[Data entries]
▬▬▬▬▬▬

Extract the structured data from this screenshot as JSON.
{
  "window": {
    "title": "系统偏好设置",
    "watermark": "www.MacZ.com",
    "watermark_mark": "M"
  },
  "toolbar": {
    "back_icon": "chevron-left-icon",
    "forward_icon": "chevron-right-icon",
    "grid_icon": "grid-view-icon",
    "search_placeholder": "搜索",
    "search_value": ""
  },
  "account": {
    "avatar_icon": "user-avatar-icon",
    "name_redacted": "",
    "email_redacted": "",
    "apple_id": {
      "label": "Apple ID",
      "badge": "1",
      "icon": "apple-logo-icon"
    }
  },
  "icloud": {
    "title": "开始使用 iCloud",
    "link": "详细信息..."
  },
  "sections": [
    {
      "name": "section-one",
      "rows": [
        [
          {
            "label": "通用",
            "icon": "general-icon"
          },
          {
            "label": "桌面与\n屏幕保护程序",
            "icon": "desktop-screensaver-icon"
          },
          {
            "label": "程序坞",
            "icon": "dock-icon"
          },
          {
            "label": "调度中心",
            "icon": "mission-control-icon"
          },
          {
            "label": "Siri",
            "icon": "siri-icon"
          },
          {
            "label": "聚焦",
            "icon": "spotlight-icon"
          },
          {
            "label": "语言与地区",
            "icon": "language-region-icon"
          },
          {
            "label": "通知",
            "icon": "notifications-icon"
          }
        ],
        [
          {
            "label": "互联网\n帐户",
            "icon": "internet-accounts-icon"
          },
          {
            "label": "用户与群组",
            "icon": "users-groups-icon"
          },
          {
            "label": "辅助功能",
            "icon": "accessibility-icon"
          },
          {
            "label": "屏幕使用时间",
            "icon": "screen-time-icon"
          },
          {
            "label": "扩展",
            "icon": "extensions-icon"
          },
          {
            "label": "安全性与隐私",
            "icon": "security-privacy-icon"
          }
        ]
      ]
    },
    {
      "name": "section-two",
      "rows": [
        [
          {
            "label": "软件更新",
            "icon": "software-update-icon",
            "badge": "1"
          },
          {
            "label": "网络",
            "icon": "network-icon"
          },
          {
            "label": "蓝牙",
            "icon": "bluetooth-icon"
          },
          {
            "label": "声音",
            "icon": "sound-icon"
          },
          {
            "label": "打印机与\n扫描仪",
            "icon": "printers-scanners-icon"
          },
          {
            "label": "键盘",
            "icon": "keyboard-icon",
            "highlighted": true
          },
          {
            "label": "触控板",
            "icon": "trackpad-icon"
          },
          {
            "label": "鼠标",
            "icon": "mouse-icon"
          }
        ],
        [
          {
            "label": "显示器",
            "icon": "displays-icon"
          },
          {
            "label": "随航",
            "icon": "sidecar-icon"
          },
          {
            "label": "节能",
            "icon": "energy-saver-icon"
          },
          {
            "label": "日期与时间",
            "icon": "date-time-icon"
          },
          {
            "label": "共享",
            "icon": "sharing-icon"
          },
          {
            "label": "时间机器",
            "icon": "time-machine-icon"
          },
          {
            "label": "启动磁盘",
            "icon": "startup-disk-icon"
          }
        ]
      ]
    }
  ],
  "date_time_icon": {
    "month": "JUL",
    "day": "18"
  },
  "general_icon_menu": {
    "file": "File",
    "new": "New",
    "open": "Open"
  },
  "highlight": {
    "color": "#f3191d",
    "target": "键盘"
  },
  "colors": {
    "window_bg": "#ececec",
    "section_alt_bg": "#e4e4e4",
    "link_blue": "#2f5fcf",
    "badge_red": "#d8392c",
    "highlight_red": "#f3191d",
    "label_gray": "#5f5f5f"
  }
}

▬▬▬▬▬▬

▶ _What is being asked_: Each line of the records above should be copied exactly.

▶ _Answer box_:
Extract the structured data from this screenshot as JSON.
{
  "window": {
    "title": "系统偏好设置",
    "watermark": "www.MacZ.com",
    "watermark_mark": "M"
  },
  "toolbar": {
    "back_icon": "chevron-left-icon",
    "forward_icon": "chevron-right-icon",
    "grid_icon": "grid-view-icon",
    "search_placeholder": "搜索",
    "search_value": ""
  },
  "account": {
    "avatar_icon": "user-avatar-icon",
    "name_redacted": "",
    "email_redacted": "",
    "apple_id": {
      "label": "Apple ID",
      "badge": "1",
      "icon": "apple-logo-icon"
    }
  },
  "icloud": {
    "title": "开始使用 iCloud",
    "link": "详细信息..."
  },
  "sections": [
    {
      "name": "section-one",
      "rows": [
        [
          {
            "label": "通用",
            "icon": "general-icon"
          },
          {
            "label": "桌面与\n屏幕保护程序",
            "icon": "desktop-screensaver-icon"
          },
          {
            "label": "程序坞",
            "icon": "dock-icon"
          },
          {
            "label": "调度中心",
            "icon": "mission-control-icon"
          },
          {
            "label": "Siri",
            "icon": "siri-icon"
          },
          {
            "label": "聚焦",
            "icon": "spotlight-icon"
          },
          {
            "label": "语言与地区",
            "icon": "language-region-icon"
          },
          {
            "label": "通知",
            "icon": "notifications-icon"
          }
        ],
        [
          {
            "label": "互联网\n帐户",
            "icon": "internet-accounts-icon"
          },
          {
            "label": "用户与群组",
            "icon": "users-groups-icon"
          },
          {
            "label": "辅助功能",
            "icon": "accessibility-icon"
          },
          {
            "label": "屏幕使用时间",
            "icon": "screen-time-icon"
          },
          {
            "label": "扩展",
            "icon": "extensions-icon"
          },
          {
            "label": "安全性与隐私",
            "icon": "security-privacy-icon"
          }
        ]
      ]
    },
    {
      "name": "section-two",
      "rows": [
        [
          {
            "label": "软件更新",
            "icon": "software-update-icon",
            "badge": "1"
          },
          {
            "label": "网络",
            "icon": "network-icon"
          },
          {
            "label": "蓝牙",
            "icon": "bluetooth-icon"
          },
          {
            "label": "声音",
            "icon": "sound-icon"
          },
          {
            "label": "打印机与\n扫描仪",
            "icon": "printers-scanners-icon"
          },
          {
            "label": "键盘",
            "icon": "keyboard-icon",
            "highlighted": true
          },
          {
            "label": "触控板",
            "icon": "trackpad-icon"
          },
          {
            "label": "鼠标",
            "icon": "mouse-icon"
          }
        ],
        [
          {
            "label": "显示器",
            "icon": "displays-icon"
          },
          {
            "label": "随航",
            "icon": "sidecar-icon"
          },
          {
            "label": "节能",
            "icon": "energy-saver-icon"
          },
          {
            "label": "日期与时间",
            "icon": "date-time-icon"
          },
          {
            "label": "共享",
            "icon": "sharing-icon"
          },
          {
            "label": "时间机器",
            "icon": "time-machine-icon"
          },
          {
            "label": "启动磁盘",
            "icon": "startup-disk-icon"
          }
        ]
      ]
    }
  ],
  "date_time_icon": {
    "month": "JUL",
    "day": "18"
  },
  "general_icon_menu": {
    "file": "File",
    "new": "New",
    "open": "Open"
  },
  "highlight": {
    "color": "#f3191d",
    "target": "键盘"
  },
  "colors": {
    "window_bg": "#ececec",
    "section_alt_bg": "#e4e4e4",
    "link_blue": "#2f5fcf",
    "badge_red": "#d8392c",
    "highlight_red": "#f3191d",
    "label_gray": "#5f5f5f"
  }
}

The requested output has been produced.